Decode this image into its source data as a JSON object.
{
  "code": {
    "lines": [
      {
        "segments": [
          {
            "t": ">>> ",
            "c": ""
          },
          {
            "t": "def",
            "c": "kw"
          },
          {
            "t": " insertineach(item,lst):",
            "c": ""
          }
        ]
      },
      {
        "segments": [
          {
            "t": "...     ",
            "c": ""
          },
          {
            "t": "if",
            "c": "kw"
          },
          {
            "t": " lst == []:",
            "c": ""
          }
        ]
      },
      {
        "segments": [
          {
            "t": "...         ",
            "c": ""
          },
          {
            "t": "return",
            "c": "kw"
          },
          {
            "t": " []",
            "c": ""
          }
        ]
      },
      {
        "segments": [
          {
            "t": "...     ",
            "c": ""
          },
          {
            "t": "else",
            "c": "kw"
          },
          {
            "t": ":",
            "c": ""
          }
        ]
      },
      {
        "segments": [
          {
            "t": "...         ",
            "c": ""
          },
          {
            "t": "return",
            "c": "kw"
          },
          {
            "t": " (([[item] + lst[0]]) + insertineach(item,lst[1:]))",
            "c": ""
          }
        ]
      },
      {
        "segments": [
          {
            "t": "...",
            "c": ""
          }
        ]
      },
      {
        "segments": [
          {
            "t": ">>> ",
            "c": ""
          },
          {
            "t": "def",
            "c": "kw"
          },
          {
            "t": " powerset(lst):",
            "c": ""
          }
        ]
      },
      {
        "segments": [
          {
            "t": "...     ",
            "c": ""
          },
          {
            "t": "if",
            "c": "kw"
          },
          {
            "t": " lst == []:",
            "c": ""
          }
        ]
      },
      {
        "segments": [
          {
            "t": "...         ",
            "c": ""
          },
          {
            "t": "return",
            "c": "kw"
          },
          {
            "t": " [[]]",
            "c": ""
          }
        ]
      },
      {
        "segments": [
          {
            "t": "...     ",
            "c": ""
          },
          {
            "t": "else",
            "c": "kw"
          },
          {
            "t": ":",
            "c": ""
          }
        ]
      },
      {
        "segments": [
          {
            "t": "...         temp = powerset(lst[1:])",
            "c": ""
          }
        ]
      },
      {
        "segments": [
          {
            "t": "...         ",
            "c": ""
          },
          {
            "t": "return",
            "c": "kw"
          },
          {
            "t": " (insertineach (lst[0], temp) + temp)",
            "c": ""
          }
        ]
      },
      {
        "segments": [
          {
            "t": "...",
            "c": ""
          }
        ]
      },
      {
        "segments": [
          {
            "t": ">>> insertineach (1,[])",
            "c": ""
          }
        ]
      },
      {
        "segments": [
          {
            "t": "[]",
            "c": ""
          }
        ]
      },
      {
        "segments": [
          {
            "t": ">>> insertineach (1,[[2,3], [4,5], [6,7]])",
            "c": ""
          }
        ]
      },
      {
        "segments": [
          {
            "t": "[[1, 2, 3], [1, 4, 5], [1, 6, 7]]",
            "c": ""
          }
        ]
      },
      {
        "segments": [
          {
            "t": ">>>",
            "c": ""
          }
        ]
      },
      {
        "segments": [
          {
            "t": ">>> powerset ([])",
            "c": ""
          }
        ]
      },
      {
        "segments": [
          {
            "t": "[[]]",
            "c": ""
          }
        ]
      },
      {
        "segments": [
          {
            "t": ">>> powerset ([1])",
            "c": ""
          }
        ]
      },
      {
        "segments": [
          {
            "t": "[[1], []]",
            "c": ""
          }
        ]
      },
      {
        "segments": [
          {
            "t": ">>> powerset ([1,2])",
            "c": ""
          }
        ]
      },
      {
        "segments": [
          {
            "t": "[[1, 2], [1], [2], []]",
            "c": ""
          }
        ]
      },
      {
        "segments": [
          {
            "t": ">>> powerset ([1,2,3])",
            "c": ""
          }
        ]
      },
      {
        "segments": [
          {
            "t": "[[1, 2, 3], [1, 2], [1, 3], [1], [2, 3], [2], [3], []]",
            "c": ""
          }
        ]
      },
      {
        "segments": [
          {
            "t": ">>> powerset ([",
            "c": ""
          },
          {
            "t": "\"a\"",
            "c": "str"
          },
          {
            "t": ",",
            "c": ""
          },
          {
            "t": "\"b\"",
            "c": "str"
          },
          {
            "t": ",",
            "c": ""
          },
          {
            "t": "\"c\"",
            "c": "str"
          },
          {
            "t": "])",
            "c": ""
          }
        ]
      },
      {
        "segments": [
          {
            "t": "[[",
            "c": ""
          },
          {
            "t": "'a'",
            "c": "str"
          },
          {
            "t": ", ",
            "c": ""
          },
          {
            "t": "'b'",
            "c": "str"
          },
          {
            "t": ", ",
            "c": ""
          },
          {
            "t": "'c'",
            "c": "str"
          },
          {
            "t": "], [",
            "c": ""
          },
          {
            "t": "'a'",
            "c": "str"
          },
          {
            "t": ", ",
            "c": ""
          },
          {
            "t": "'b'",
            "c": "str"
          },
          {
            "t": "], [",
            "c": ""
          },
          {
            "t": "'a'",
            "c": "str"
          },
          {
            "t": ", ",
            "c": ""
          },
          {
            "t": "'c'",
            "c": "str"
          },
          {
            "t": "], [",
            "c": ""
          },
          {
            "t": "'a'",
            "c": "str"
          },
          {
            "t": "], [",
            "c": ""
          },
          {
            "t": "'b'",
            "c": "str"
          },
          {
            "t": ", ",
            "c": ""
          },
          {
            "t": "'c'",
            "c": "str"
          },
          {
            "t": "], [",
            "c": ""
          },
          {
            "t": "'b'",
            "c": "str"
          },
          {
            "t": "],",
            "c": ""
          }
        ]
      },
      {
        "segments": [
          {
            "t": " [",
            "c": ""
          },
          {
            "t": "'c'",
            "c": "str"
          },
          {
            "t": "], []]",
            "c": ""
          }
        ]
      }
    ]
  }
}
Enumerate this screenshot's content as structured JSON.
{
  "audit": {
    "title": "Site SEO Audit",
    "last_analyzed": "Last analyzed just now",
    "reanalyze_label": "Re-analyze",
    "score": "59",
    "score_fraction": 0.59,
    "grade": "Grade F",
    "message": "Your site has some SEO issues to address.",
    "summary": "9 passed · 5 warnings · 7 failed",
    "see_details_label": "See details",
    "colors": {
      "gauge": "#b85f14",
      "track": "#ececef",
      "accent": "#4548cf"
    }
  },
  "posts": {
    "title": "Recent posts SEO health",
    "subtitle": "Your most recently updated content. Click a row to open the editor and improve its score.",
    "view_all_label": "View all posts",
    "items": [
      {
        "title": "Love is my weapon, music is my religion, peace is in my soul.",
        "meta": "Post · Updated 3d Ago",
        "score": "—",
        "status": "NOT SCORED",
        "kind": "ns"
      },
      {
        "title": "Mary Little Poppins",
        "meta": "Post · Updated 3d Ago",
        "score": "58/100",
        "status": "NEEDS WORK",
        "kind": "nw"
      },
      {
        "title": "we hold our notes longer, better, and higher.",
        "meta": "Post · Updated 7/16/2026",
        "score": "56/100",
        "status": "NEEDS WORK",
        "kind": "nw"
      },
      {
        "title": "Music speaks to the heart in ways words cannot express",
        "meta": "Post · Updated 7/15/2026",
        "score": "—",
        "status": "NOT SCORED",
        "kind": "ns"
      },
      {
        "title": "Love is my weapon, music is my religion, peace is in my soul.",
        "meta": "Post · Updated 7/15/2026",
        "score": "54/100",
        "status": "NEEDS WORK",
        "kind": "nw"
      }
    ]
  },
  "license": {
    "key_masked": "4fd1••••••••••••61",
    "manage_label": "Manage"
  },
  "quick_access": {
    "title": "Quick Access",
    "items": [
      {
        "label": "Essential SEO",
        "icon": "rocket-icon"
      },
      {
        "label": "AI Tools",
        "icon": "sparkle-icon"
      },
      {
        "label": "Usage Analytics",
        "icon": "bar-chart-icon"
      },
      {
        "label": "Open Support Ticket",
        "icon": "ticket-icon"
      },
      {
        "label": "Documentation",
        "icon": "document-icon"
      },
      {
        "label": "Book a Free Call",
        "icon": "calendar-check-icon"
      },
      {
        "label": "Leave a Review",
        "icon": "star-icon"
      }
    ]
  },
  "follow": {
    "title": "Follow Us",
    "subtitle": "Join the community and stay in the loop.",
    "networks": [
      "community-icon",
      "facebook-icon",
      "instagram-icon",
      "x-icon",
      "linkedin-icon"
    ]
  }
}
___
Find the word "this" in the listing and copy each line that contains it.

- Written answer:
Decode this image into its source data as a JSON object.
Enumerate this screenshot's content as structured JSON.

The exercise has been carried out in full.